Meselech, 32, lives in Surupha, a small town in the Oromia region of Ethiopia. She used to stay at home to care for her six children while her husband Ibrahim earned a small income working in the local government office.

She enjoyed seeing to her children’s development, but also wanted to work to be able to supplement her husband’s income, as well as increase her financial independence.

Some of the other mothers in Meselech’s community had similar ideas and formed a savings group. The group of 25 were able to organise members to save a small amount of money each month towards a business startup deposit, as well as a social security fund.

The group showed dedication and enthusiasm, but struggled to save enough, due to limited income and inexperience of its members. They were not able to save enough each month towards the business startup fund and even less towards the social security fund.

“All we wanted was a better life, but we didn’t know how to make it happen. Even though the money we saved was very small, we couldn’t sit and wait for a miracle to happen,” Meselech says.

Even though their initiative was challenged by financial and technical limitations, Meselech and her group’s effort was not in vain.

Mother of six, Meselech, with her seven-year-old daughter.

Fertile Ground for Change

With the generous support from Irish Aid, GOAL began working directly with the group. Meselech and her colleagues were supported with technical training to capitalize on the abundant dairy resources in their district. The training empowered participants with technical knowledge, practical skills, and material supports.

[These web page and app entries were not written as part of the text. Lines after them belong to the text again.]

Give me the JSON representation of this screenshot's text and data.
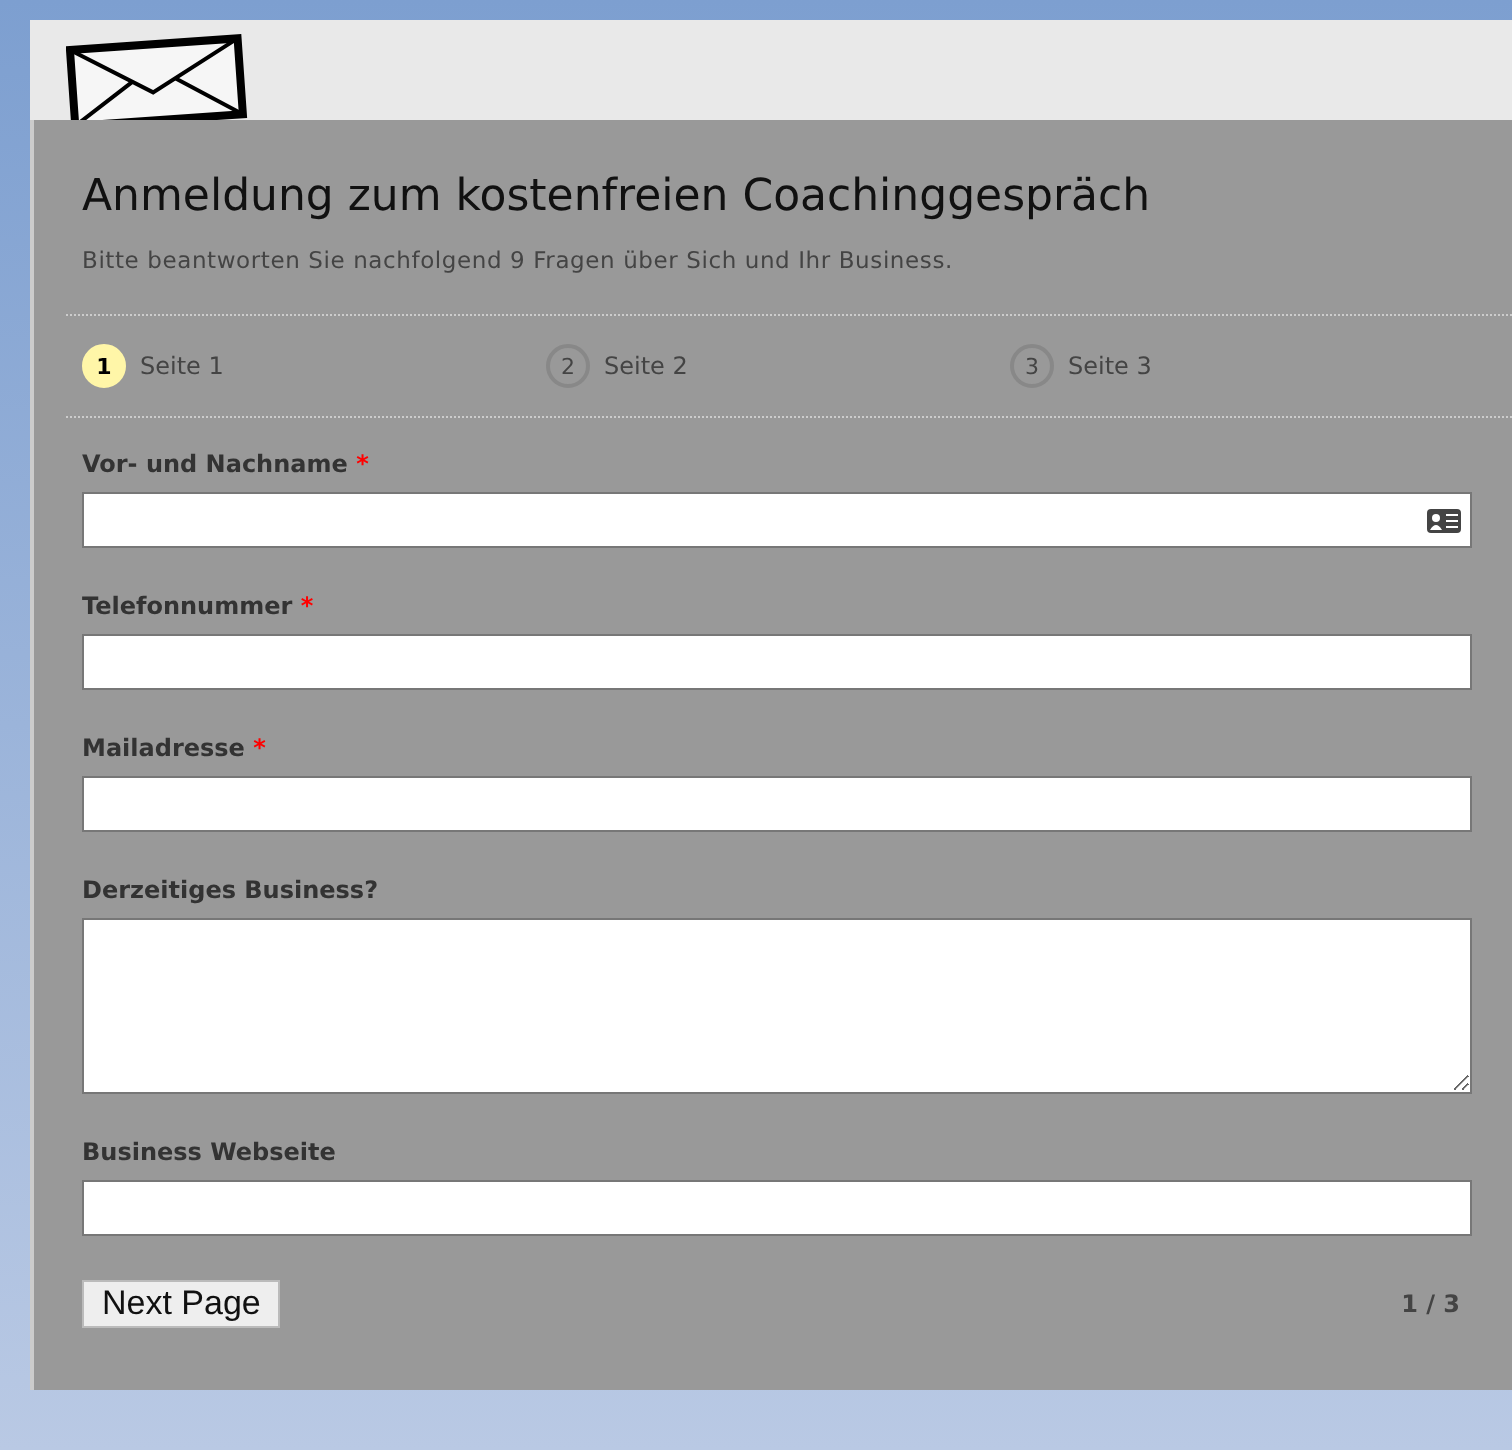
{
  "form": {
    "title": "Anmeldung zum kostenfreien Coachinggespräch",
    "subtitle": "Bitte beantworten Sie nachfolgend 9 Fragen über Sich und Ihr Business.",
    "steps": [
      {
        "number": "1",
        "label": "Seite 1",
        "selected": true
      },
      {
        "number": "2",
        "label": "Seite 2",
        "selected": false
      },
      {
        "number": "3",
        "label": "Seite 3",
        "selected": false
      }
    ],
    "fields": [
      {
        "kind": "name",
        "label": "Vor- und Nachname",
        "required_mark": "*"
      },
      {
        "kind": "text",
        "label": "Telefonnummer",
        "required_mark": "*"
      },
      {
        "kind": "text",
        "label": "Mailadresse",
        "required_mark": "*"
      },
      {
        "kind": "textarea",
        "label": "Derzeitiges Business?"
      },
      {
        "kind": "text",
        "label": "Business Webseite"
      }
    ],
    "next_button": "Next Page",
    "page_counter": "1 / 3"
  }
}
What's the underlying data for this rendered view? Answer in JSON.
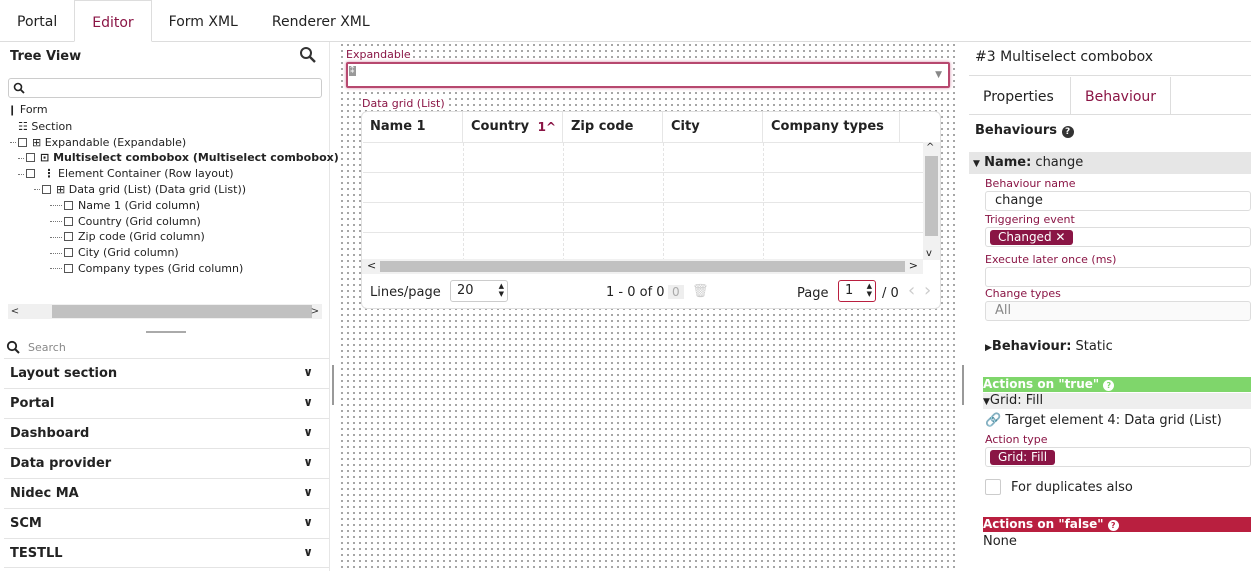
{
  "tabs": [
    "Portal",
    "Editor",
    "Form XML",
    "Renderer XML"
  ],
  "active_tab": "Editor",
  "tree_view": {
    "title": "Tree View",
    "nodes": [
      "Form",
      "Section",
      "Expandable (Expandable)",
      "Multiselect combobox (Multiselect combobox)",
      "Element Container (Row layout)",
      "Data grid (List) (Data grid (List))",
      "Name 1 (Grid column)",
      "Country (Grid column)",
      "Zip code (Grid column)",
      "City (Grid column)",
      "Company types (Grid column)"
    ]
  },
  "library": {
    "search_placeholder": "Search",
    "sections": [
      "Layout section",
      "Portal",
      "Dashboard",
      "Data provider",
      "Nidec MA",
      "SCM",
      "TESTLL"
    ]
  },
  "canvas": {
    "expandable_label": "Expandable",
    "grid_label": "Data grid (List)",
    "columns": [
      "Name 1",
      "Country",
      "Zip code",
      "City",
      "Company types"
    ],
    "sort_indicator": "1^",
    "lines_per_page_label": "Lines/page",
    "lines_per_page": "20",
    "range_text": "1 - 0 of 0",
    "selected_count": "0",
    "page_label": "Page",
    "page_value": "1",
    "page_total": "/ 0"
  },
  "props": {
    "element_title": "#3 Multiselect combobox",
    "tabs": [
      "Properties",
      "Behaviour"
    ],
    "active_tab": "Behaviour",
    "behaviours_title": "Behaviours",
    "name_key": "Name:",
    "name_value": "change",
    "behaviour_name_label": "Behaviour name",
    "behaviour_name": "change",
    "triggering_event_label": "Triggering event",
    "triggering_event": "Changed",
    "execute_later_label": "Execute later once (ms)",
    "execute_later": "",
    "change_types_label": "Change types",
    "change_types": "All",
    "behaviour_key": "Behaviour:",
    "behaviour_value": "Static",
    "actions_true": "Actions on \"true\"",
    "grid_fill_header": "Grid: Fill",
    "target_element": "Target element 4: Data grid (List)",
    "action_type_label": "Action type",
    "action_type": "Grid: Fill",
    "duplicates_label": "For duplicates also",
    "actions_false": "Actions on \"false\"",
    "false_value": "None"
  },
  "colors": {
    "accent": "#8a1545",
    "true_bar": "#7fd66b",
    "false_bar": "#b91f3f"
  }
}
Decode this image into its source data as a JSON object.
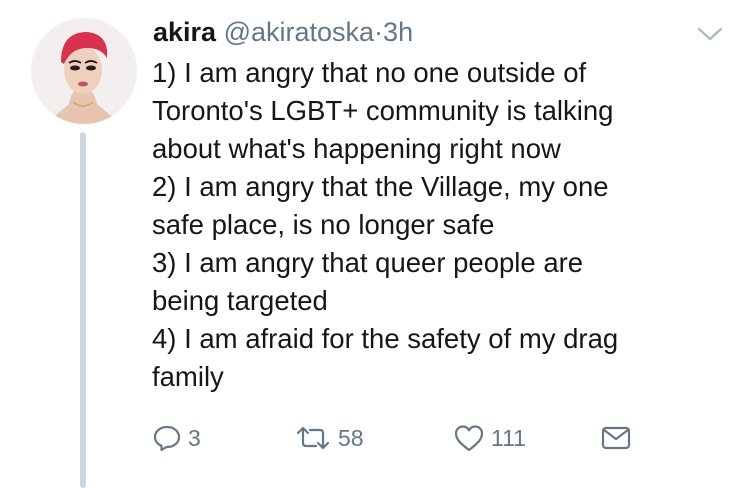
{
  "tweet": {
    "author_name": "akira",
    "author_handle": "@akiratoska",
    "separator": "·",
    "timestamp": "3h",
    "lines": [
      "1) I am angry that no one outside of",
      "Toronto's LGBT+ community is talking",
      "about what's happening right now",
      "2) I am angry that the Village, my one",
      "safe place, is no longer safe",
      "3) I am angry that queer people are",
      "being targeted",
      "4) I am afraid for the safety of my drag",
      "family"
    ]
  },
  "actions": {
    "reply_count": "3",
    "retweet_count": "58",
    "like_count": "111"
  },
  "icons": {
    "reply": "reply-icon",
    "retweet": "retweet-icon",
    "like": "heart-icon",
    "dm": "envelope-icon",
    "menu": "chevron-down-icon"
  },
  "colors": {
    "text": "#14171a",
    "muted": "#657786",
    "thread_line": "#ccd6dd",
    "avatar_hair": "#d8324f"
  }
}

Adane Tsegaye, Economic and Food Security Officer at GOAL Ethiopia, is working with the group.

“We provided them with integrated assistance but most importantly they are dedicated people who were ready to change their life. We invested our time, finance, and energy on fertile ground – the initiative was already there. It just needed some support. Their workplace became a well-known business where the community sell raw milk and buy different products.”

The group, by then named the Dembi Anan Surpa Milk Processing Cooperative, is also receiving support from the local government’s Cooperative Bureau. It’s only been in a year since the cooperative was established but business is already flourishing.

“The cooperative is a model business for our area. We closely follow up with them and provide the support they need. We regularly discuss their progress in the bureau and consider them among our priorities. We also work closely with GOAL and coordinate different capacity-building activities for the group together,” says Girumnesh Shiferaw, Quality Officer of the Cooperative Bureau, Oromia.

Meselech (centre) with members of the cooperative

Future Plans: A Dream to Grow

Today, Meselech serves as the chairperson of the cooperative. She plans and assigns activities, discusses opportunities and developments on behalf of the group.

Meselech is enjoying her new found responsibility and is ambitious for future expansion, “I not only have a workplace and regular income but a dream to grow with my group. As we are working in an emerging business space, we can start to distribute our products to the centre of the country and to nearby district towns and communities”.